It’s hard for anyone with a modicum of reason to understand how such glaringly flawed studies as the one posted below are pawned off on the public in the name of “mental health” recommendations. Case in point, a new “study” claims that “teenage boys with attention deficit hyperactivity disorder are twice as likely to be involved in a serious car collision.” Now, by the researchers own admission, “they couldn’t determine whether the teens with ADHD were taking medication when the crashes occurred.” Well that’s a seriously major omission. Any teenager who has been diagnosed “ADHD” is almost assuredly on drugs. The most common of which is methylphenidate (Ritalin, Adderall, Concerta, etc.) According to the U.S. FDA methylphenidate is documented to cause: Hallucinations, Delusional Thinking, Sensory Disturbances, Mania, Psychosis, Aggression, Violence, Headaches, Nausea, Vomiting, Depression, Sleepiness, Drowsiness, Fatigue, Agitation, Irritability, Insomnia, Disturbed Sleep, Abnormally Tight Muscles, Cardiac Events, Stroke and Cerebrovascular Events. All side effects that would seriously impair a person’s ability to drive.

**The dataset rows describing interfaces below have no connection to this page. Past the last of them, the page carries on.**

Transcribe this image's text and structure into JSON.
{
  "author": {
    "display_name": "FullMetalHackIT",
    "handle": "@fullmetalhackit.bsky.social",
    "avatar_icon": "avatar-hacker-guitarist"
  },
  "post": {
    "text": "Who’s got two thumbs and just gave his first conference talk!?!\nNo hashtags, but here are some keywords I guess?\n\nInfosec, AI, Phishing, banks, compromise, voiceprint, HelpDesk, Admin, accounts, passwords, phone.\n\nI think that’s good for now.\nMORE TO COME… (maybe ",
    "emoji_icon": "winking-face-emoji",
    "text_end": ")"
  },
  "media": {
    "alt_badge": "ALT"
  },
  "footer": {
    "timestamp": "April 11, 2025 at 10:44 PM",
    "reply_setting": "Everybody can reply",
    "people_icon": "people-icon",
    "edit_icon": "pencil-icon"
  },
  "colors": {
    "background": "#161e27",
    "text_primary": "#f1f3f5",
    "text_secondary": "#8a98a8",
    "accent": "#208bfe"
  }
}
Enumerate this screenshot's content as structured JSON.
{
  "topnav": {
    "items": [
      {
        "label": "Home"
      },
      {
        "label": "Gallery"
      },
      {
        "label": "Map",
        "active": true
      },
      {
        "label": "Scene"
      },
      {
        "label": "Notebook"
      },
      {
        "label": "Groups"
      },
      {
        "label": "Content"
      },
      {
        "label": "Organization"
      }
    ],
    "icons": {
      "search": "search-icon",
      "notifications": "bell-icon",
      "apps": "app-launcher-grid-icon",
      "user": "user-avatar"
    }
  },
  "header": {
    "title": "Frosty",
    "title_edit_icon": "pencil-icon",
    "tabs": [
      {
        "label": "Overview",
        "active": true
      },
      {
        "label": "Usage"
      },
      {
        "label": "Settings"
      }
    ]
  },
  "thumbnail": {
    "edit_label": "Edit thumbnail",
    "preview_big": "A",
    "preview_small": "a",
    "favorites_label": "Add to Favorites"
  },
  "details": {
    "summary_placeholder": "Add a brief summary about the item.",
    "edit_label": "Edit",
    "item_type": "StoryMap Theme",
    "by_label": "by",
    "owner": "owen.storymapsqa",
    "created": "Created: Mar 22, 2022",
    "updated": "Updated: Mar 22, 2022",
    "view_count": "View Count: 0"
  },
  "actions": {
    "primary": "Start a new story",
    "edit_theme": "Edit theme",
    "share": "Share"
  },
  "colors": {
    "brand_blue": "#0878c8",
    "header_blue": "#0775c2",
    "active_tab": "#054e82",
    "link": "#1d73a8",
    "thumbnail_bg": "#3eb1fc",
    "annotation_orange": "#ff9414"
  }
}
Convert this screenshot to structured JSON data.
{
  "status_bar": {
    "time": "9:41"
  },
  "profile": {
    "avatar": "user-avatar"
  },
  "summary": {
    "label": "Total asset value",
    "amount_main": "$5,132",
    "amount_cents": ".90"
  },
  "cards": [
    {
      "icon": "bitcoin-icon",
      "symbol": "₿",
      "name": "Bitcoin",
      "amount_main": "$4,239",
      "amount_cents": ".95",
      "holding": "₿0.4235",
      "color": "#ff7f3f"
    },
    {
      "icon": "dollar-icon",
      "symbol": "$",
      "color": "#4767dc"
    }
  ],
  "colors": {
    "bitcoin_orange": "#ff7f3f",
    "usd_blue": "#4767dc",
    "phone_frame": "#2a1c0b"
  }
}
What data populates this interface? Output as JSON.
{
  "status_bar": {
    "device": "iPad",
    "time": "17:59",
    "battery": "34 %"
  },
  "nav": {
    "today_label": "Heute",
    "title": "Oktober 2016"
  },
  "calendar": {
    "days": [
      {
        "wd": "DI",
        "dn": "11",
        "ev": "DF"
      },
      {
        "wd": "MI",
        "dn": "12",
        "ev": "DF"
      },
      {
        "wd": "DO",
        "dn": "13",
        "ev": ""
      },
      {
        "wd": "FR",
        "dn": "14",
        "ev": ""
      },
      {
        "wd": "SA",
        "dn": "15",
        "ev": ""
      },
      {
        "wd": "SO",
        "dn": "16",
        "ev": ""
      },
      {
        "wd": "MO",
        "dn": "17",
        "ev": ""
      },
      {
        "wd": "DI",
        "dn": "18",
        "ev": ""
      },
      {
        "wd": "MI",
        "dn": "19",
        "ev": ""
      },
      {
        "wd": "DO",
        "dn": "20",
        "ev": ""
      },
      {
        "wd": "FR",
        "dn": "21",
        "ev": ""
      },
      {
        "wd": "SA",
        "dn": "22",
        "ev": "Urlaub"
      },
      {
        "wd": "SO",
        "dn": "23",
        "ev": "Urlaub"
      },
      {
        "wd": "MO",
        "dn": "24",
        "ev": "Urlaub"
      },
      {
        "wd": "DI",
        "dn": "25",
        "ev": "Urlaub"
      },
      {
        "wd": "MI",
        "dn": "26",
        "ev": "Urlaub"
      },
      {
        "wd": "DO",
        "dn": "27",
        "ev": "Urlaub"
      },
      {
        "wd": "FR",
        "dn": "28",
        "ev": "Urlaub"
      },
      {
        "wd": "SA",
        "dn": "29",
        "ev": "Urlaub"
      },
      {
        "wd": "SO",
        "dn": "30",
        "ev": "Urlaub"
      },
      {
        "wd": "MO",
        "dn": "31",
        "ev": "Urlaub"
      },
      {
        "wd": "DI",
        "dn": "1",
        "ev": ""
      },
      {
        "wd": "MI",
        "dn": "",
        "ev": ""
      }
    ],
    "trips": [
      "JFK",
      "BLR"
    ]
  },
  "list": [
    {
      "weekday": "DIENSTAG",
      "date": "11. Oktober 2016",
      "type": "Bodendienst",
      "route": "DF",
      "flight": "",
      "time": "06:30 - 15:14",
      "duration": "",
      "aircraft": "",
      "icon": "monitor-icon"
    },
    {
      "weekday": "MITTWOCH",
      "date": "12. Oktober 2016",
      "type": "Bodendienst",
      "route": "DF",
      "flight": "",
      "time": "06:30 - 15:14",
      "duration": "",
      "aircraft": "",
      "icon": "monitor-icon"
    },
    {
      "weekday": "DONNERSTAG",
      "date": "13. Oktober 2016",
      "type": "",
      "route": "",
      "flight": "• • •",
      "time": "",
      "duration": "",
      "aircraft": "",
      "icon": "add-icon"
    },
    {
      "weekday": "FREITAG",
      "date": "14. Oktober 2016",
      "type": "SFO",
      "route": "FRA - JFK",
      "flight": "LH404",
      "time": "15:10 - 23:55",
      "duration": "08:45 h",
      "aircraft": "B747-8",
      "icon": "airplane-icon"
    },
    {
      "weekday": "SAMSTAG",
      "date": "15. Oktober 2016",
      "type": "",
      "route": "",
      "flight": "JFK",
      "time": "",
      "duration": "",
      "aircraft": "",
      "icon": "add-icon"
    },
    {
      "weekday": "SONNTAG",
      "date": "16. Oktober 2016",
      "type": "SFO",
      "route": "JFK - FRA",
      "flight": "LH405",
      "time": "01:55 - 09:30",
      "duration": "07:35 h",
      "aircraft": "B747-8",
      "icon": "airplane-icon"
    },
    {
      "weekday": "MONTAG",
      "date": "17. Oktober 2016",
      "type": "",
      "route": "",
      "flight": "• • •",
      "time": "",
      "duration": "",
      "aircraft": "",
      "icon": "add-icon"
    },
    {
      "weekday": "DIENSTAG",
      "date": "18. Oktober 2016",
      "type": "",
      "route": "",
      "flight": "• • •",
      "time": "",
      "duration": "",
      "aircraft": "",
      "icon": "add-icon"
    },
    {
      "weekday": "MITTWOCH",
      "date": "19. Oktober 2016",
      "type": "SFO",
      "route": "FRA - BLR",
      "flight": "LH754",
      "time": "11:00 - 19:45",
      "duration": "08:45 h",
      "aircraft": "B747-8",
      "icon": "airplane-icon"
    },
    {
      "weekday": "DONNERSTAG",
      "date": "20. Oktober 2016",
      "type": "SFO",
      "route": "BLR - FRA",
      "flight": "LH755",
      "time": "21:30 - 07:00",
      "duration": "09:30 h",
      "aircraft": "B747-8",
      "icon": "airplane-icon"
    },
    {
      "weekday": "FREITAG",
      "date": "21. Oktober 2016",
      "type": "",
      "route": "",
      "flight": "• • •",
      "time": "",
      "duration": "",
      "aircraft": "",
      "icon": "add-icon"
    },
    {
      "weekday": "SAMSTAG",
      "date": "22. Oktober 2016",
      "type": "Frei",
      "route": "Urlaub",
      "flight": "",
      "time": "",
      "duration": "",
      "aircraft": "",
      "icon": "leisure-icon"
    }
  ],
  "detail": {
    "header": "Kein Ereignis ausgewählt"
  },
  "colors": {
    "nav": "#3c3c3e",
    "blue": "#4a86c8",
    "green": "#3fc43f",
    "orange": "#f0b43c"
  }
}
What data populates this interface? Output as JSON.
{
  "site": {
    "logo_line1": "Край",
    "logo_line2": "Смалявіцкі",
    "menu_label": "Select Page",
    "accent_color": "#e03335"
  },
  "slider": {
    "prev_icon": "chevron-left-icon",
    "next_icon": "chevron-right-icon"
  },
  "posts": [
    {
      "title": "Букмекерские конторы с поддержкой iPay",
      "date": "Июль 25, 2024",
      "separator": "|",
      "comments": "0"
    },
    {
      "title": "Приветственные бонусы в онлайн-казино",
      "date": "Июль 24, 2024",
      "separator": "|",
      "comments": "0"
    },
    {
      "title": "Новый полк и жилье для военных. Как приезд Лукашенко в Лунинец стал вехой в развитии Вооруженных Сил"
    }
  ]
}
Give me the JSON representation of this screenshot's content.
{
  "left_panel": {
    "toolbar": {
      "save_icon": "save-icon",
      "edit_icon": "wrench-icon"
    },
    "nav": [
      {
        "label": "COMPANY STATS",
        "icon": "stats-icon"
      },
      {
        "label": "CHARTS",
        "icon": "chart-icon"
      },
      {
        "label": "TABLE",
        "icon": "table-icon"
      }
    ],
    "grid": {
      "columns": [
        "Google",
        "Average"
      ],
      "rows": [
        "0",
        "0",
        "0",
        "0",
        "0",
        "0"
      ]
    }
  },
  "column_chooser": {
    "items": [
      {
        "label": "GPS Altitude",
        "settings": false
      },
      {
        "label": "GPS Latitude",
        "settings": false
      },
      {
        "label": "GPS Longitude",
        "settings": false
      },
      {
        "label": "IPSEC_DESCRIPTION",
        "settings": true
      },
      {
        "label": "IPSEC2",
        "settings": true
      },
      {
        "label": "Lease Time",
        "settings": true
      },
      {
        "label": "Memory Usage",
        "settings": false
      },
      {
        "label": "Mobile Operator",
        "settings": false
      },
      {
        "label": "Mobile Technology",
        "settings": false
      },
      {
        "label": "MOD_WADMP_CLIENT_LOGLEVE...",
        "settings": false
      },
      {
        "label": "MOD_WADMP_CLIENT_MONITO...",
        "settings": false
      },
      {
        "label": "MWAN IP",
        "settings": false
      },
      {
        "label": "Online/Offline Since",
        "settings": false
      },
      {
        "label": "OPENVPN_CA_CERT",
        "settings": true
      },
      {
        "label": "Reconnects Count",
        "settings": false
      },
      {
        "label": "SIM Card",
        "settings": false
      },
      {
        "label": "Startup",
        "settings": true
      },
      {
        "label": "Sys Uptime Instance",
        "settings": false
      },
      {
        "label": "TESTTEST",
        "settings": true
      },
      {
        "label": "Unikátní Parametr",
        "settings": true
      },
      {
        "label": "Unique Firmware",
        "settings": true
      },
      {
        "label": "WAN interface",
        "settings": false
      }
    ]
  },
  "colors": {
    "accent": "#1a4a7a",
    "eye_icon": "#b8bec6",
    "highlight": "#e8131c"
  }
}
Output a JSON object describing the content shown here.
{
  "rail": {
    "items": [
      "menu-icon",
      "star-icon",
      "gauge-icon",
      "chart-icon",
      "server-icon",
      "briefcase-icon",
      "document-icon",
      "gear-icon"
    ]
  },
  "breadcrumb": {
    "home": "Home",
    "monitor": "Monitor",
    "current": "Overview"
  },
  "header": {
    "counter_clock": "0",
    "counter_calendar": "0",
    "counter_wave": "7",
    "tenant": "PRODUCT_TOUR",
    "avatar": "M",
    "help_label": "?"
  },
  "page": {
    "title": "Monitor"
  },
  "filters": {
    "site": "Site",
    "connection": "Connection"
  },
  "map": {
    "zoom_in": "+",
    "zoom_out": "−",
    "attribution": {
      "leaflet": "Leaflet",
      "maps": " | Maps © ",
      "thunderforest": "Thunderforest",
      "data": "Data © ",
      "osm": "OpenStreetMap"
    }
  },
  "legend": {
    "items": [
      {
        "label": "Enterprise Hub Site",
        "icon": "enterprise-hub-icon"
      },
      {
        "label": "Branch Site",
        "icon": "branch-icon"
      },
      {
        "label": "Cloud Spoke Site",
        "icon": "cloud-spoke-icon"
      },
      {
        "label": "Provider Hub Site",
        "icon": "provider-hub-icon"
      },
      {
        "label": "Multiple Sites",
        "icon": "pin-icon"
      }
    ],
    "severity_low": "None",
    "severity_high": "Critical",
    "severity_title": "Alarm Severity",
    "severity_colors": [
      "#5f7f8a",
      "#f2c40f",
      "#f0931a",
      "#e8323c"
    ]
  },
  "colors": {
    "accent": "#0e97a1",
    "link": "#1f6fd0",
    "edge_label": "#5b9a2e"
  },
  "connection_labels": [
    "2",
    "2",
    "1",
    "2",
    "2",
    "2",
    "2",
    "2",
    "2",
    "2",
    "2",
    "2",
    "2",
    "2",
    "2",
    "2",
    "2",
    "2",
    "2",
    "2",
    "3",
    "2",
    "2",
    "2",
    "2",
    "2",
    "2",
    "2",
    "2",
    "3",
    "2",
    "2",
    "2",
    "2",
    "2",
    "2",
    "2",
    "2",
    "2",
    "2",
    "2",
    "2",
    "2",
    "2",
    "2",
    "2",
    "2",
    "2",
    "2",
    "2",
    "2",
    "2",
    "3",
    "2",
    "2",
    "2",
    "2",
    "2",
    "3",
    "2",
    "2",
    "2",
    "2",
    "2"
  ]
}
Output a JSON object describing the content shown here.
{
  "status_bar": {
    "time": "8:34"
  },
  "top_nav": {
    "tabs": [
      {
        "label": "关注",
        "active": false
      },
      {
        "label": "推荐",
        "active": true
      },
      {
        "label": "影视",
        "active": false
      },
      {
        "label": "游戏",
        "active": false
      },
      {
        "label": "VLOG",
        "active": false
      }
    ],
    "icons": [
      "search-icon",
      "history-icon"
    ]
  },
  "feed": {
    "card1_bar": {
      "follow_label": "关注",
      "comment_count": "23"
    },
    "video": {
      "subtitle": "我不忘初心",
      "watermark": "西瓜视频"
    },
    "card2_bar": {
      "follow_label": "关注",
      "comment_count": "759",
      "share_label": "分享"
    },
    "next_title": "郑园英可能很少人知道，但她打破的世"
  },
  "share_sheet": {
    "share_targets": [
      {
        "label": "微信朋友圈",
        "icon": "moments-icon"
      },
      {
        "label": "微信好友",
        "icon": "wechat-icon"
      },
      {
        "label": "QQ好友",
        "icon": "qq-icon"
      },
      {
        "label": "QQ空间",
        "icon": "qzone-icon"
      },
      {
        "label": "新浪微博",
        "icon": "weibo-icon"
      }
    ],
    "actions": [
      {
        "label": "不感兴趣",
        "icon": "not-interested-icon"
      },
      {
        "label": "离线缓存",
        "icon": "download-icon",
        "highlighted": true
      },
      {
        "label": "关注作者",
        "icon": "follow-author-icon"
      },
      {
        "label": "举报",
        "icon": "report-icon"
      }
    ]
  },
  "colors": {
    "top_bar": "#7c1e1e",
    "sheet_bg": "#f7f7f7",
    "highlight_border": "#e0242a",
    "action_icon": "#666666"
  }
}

A New Brunswick teen who asphyxiated in an Ontario prison cell while guards watched was restrained and forcibly injected with unnecessary tranquilizers and antipsychotic drugs at another institution three months earlier. Julian Falconer, the Smith family’s lawyer, filed Beaudry’s report with a coroner’s court in Toronto on Monday in an effort to expand the scope of an upcoming inquest into Smith’s death. “A psychiatrist prescribed medication without ever seeing her,” Falconer said. “Another health professional force administered, through forced injections, chemical restraints on Ashley.”
There have been numerous claims that a medication caused a suicide, but few lead to sweeping changes. In Canada, however, the suicide of 18-year-old Sarah Carlin, who had taken the Paxil antidepressant, is a clear exception. Following a coroner’s inquest, Canada’s provincial and federal governments were told to ensure patients are better informed about drug risks, tighten regulations on drugmakers and establish an independent agency to regulate medications.
The risk of coronary heart disease and a cluster of conditions known as metabolic syndrome increases soon after otherwise healthy, but depressed people are started on psychiatric drugs, putting them at risk for an early death, Canadian researchers are reporting.
Sue Clark-Wittenberg, director of the Wittenberg Center to End Electroshock in Ottawa, Canada is an electroshock survivor who is appealing to Amnesty International to deem electroshock (ECT) as torture. Sue is a torture victim of electroshock.